Within the entries below, every line containing "Running" is to be copied.

### [Available data]
━━━━━━━━━━━━━━━━━━━━

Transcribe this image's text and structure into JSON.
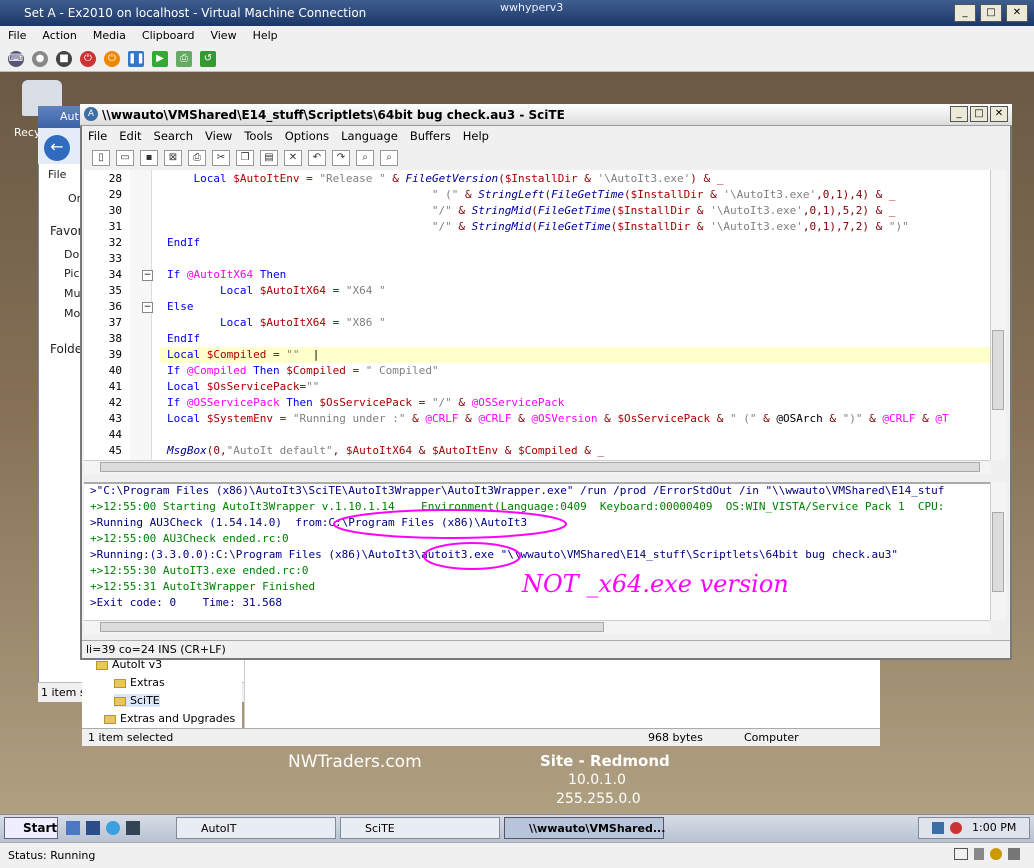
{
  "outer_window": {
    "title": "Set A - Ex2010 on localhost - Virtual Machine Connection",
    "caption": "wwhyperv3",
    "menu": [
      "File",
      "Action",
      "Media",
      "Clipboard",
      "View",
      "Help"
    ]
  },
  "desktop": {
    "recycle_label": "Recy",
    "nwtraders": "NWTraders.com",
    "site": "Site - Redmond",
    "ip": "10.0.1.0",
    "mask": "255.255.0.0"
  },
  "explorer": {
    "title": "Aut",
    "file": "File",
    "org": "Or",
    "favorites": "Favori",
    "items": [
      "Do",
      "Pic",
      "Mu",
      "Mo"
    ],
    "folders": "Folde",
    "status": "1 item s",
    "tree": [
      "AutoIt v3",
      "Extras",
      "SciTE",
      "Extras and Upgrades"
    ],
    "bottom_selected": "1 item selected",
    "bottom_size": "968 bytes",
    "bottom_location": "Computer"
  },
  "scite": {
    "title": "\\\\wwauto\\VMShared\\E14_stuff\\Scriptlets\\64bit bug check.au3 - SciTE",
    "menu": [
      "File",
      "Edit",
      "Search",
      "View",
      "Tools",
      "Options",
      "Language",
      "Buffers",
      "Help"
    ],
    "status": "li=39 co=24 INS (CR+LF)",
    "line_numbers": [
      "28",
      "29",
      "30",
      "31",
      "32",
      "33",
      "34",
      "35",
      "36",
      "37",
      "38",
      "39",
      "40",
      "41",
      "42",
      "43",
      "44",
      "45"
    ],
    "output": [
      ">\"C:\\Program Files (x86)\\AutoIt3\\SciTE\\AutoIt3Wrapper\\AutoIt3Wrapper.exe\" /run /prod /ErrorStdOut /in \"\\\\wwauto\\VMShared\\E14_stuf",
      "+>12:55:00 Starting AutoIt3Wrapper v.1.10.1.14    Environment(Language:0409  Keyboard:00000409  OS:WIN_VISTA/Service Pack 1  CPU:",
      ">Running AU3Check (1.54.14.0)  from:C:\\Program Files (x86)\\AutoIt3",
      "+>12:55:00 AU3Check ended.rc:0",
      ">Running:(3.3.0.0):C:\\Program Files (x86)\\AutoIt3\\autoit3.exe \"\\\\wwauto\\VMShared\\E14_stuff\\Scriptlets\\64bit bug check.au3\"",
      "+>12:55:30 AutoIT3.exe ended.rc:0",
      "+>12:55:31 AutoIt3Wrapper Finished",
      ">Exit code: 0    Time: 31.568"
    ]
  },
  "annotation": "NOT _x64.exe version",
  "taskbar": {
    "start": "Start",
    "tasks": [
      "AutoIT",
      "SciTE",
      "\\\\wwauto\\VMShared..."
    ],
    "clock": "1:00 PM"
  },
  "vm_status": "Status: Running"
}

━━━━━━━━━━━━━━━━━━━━

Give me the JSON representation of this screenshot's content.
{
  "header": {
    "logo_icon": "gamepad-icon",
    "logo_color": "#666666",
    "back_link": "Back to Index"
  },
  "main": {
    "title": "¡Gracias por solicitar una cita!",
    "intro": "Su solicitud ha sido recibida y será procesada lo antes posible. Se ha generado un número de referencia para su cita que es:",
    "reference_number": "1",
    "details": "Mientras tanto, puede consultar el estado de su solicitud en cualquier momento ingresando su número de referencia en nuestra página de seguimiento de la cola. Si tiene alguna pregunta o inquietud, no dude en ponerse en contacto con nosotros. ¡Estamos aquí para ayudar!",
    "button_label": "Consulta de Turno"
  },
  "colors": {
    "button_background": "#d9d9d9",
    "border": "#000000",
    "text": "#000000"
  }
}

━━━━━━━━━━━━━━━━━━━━

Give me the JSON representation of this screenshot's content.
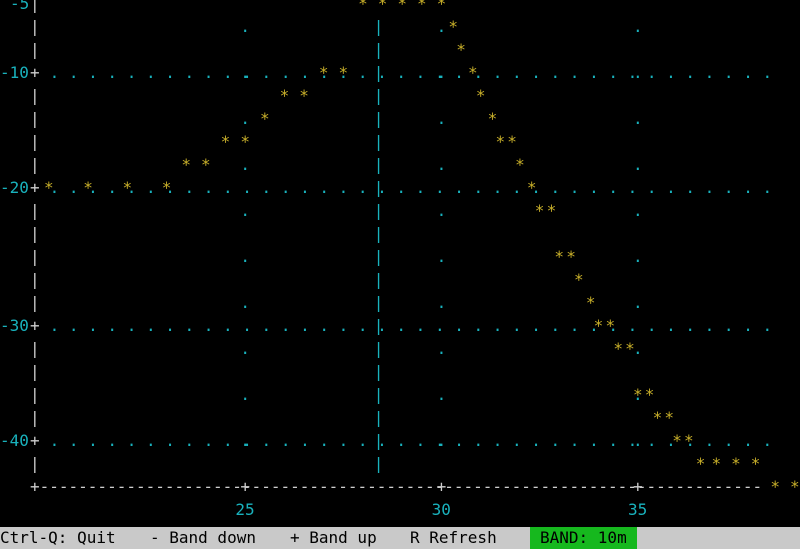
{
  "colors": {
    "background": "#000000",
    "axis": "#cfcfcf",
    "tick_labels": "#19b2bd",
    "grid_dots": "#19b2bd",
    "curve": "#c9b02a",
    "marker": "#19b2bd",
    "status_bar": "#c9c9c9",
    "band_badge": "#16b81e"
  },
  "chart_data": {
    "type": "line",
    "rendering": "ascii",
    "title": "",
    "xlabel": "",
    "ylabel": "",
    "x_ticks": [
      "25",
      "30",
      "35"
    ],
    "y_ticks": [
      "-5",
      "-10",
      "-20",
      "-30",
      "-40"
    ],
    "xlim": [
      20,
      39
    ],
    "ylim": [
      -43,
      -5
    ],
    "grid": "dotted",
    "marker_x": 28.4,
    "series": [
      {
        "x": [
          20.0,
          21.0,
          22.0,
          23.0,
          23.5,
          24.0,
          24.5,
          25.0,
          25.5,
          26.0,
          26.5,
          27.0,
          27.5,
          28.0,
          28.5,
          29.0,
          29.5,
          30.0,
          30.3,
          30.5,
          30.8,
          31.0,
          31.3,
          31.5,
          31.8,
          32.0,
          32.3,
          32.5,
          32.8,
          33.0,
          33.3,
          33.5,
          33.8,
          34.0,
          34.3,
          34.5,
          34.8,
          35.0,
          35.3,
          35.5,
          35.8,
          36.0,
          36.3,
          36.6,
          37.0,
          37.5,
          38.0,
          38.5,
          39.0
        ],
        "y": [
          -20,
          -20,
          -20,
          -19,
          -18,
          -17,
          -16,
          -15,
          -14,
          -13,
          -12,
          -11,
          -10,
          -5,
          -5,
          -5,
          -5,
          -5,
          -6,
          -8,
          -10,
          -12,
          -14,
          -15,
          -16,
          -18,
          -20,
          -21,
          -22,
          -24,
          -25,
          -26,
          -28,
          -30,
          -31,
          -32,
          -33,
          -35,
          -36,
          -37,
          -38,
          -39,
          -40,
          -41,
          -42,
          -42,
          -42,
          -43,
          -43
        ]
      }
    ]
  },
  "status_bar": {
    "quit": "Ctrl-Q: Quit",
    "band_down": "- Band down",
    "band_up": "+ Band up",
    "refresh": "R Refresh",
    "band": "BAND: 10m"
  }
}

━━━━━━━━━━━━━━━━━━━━

### [Result]
      ">Running AU3Check (1.54.14.0)  from:C:\\Program Files (x86)\\AutoIt3",
      ">Running:(3.3.0.0):C:\\Program Files (x86)\\AutoIt3\\autoit3.exe \"\\\\wwauto\\VMShared\\E14_stuff\\Scriptlets\\64bit bug check.au3\"",
  "vm_status": "Status: Running"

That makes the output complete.